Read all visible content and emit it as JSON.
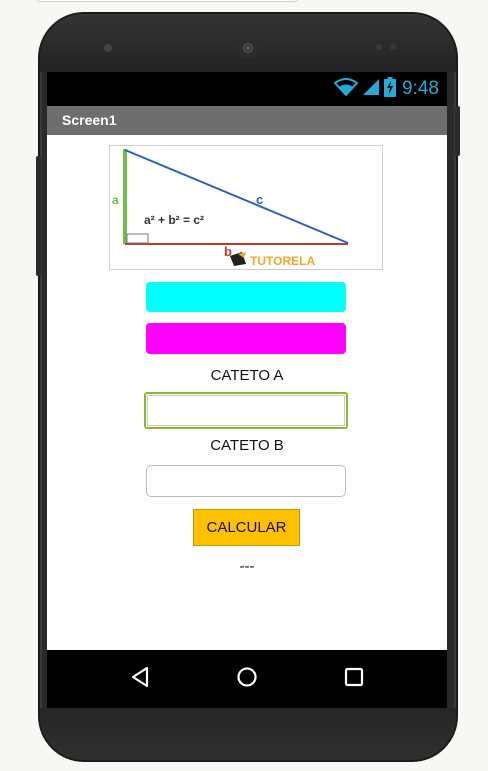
{
  "status_bar": {
    "time": "9:48",
    "icons": [
      "wifi-icon",
      "signal-icon",
      "battery-charging-icon"
    ],
    "accent_color": "#27a9d6"
  },
  "title_bar": {
    "title": "Screen1"
  },
  "image": {
    "formula": "a² + b² = c²",
    "side_a": "a",
    "side_b": "b",
    "side_c": "c",
    "brand": "TUTORELA"
  },
  "buttons": {
    "cyan_color": "#00ffff",
    "magenta_color": "#ff00ff",
    "calculate_label": "CALCULAR",
    "calculate_color": "#ffc000"
  },
  "form": {
    "label_a": "CATETO A",
    "value_a": "",
    "label_b": "CATETO B",
    "value_b": ""
  },
  "result": {
    "text": "---"
  },
  "nav": {
    "icons": [
      "back-icon",
      "home-icon",
      "recents-icon"
    ]
  }
}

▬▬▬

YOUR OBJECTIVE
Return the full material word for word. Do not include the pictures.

ANSWER BOX
Read all visible content and emit it as JSON.
{
  "status_bar": {
    "time": "9:48",
    "icons": [
      "wifi-icon",
      "signal-icon",
      "battery-charging-icon"
    ],
    "accent_color": "#27a9d6"
  },
  "title_bar": {
    "title": "Screen1"
  },
  "image": {
    "formula": "a² + b² = c²",
    "side_a": "a",
    "side_b": "b",
    "side_c": "c",
    "brand": "TUTORELA"
  },
  "buttons": {
    "cyan_color": "#00ffff",
    "magenta_color": "#ff00ff",
    "calculate_label": "CALCULAR",
    "calculate_color": "#ffc000"
  },
  "form": {
    "label_a": "CATETO A",
    "value_a": "",
    "label_b": "CATETO B",
    "value_b": ""
  },
  "result": {
    "text": "---"
  },
  "nav": {
    "icons": [
      "back-icon",
      "home-icon",
      "recents-icon"
    ]
  }
}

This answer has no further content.